> **Task goal**:
For each line below that contains the word "JSON", return that line.

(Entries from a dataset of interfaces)
= Beginning of Section =

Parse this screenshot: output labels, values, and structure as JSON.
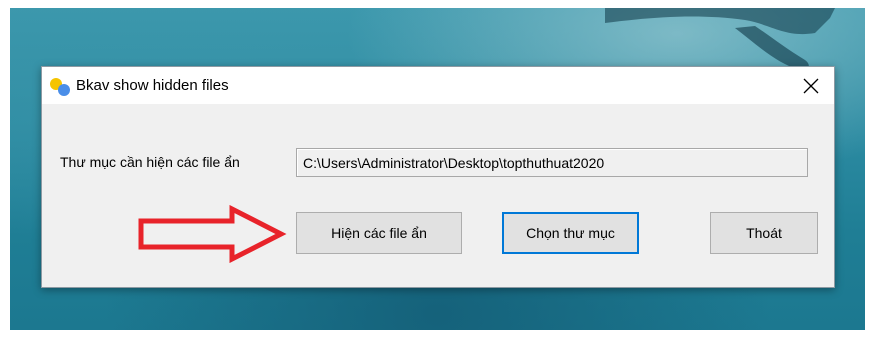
{
  "window": {
    "title": "Bkav show hidden files",
    "close_label": "Close"
  },
  "form": {
    "folder_label": "Thư mục cần hiện các file ẩn",
    "folder_path": "C:\\Users\\Administrator\\Desktop\\topthuthuat2020"
  },
  "buttons": {
    "show_hidden": "Hiện các file ẩn",
    "choose_folder": "Chọn thư mục",
    "exit": "Thoát"
  },
  "annotation": {
    "arrow_icon": "red-outline-arrow-icon",
    "arrow_color": "#e8232a"
  },
  "colors": {
    "focus_border": "#0078d7",
    "dialog_bg": "#f0f0f0",
    "button_bg": "#e1e1e1"
  }
}
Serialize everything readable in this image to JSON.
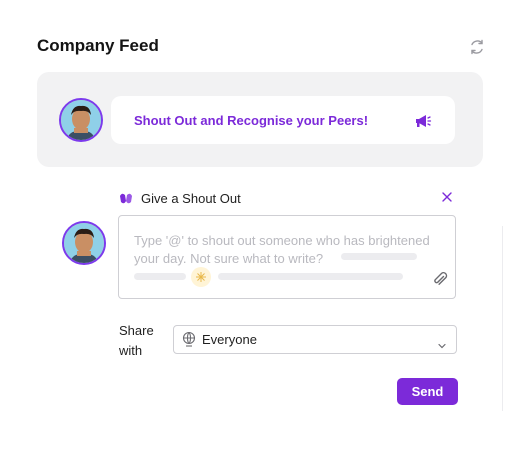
{
  "header": {
    "title": "Company Feed",
    "refresh_icon": "refresh-icon"
  },
  "banner": {
    "text": "Shout Out and Recognise your Peers!",
    "icon": "megaphone-icon"
  },
  "composer": {
    "section_label": "Give a Shout Out",
    "placeholder": "Type '@' to shout out someone who has brightened your day. Not sure what to write?",
    "attach_icon": "paperclip-icon",
    "close_icon": "close-icon"
  },
  "share": {
    "label": "Share with",
    "selected": "Everyone",
    "icon": "globe-icon"
  },
  "actions": {
    "send_label": "Send"
  },
  "colors": {
    "accent": "#7c2ad9",
    "banner_bg": "#f2f2f3",
    "border": "#cfcfd4"
  }
}
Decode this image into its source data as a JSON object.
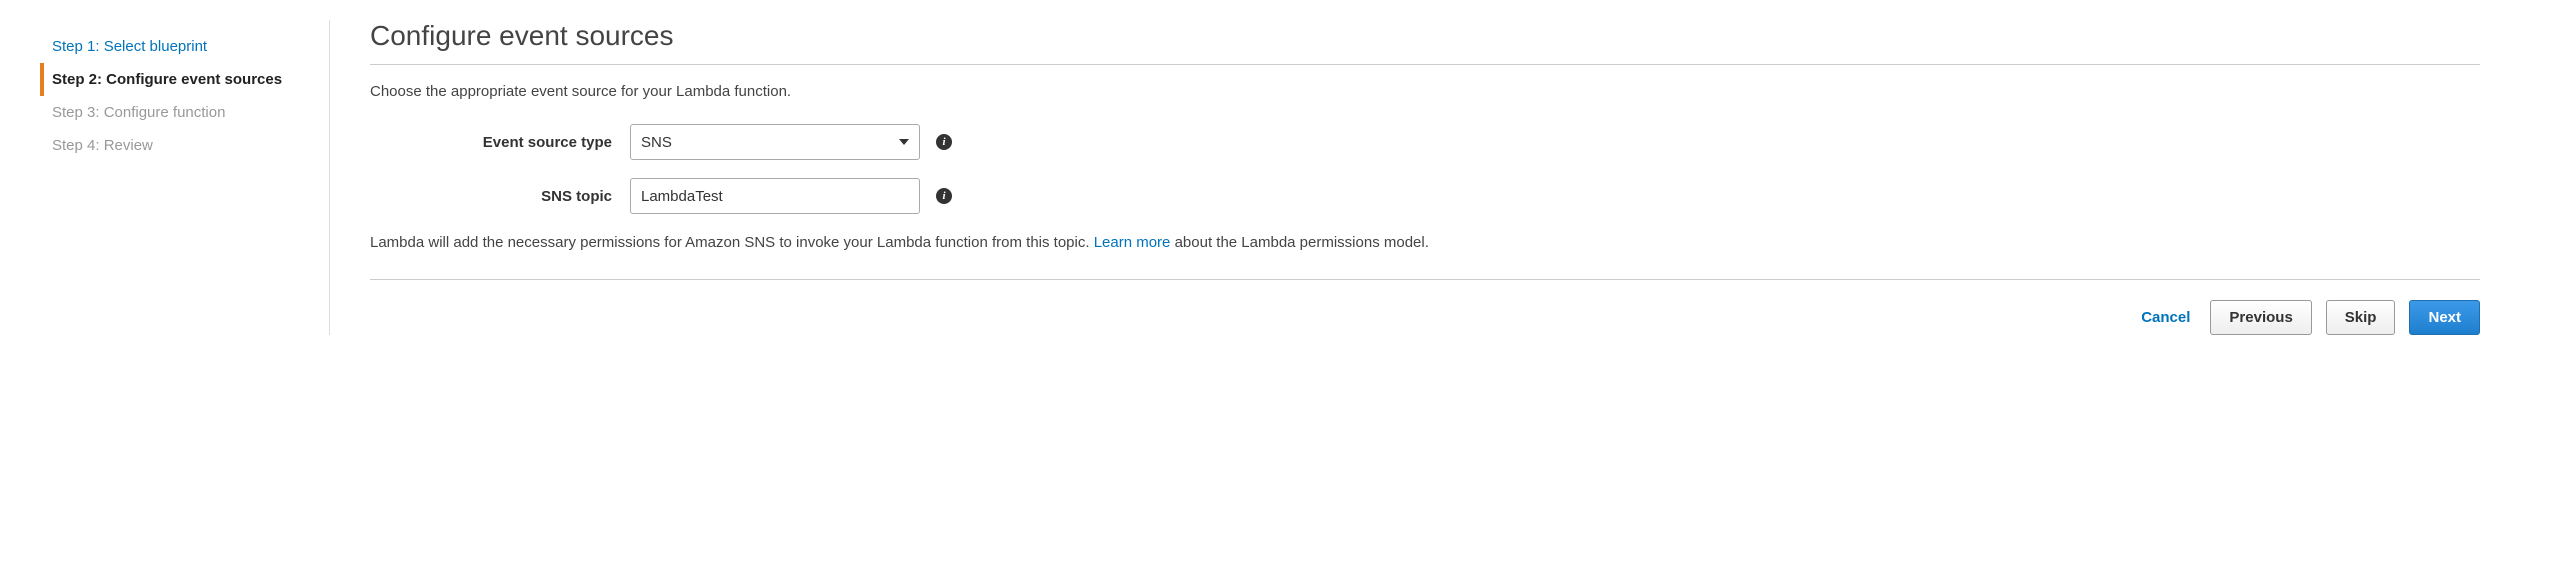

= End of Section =

> **Completed exercise**:
Parse this screenshot: output labels, values, and structure as JSON.
Serialize everything readable in this image to JSON.
Decode this image into its source data as a JSON object.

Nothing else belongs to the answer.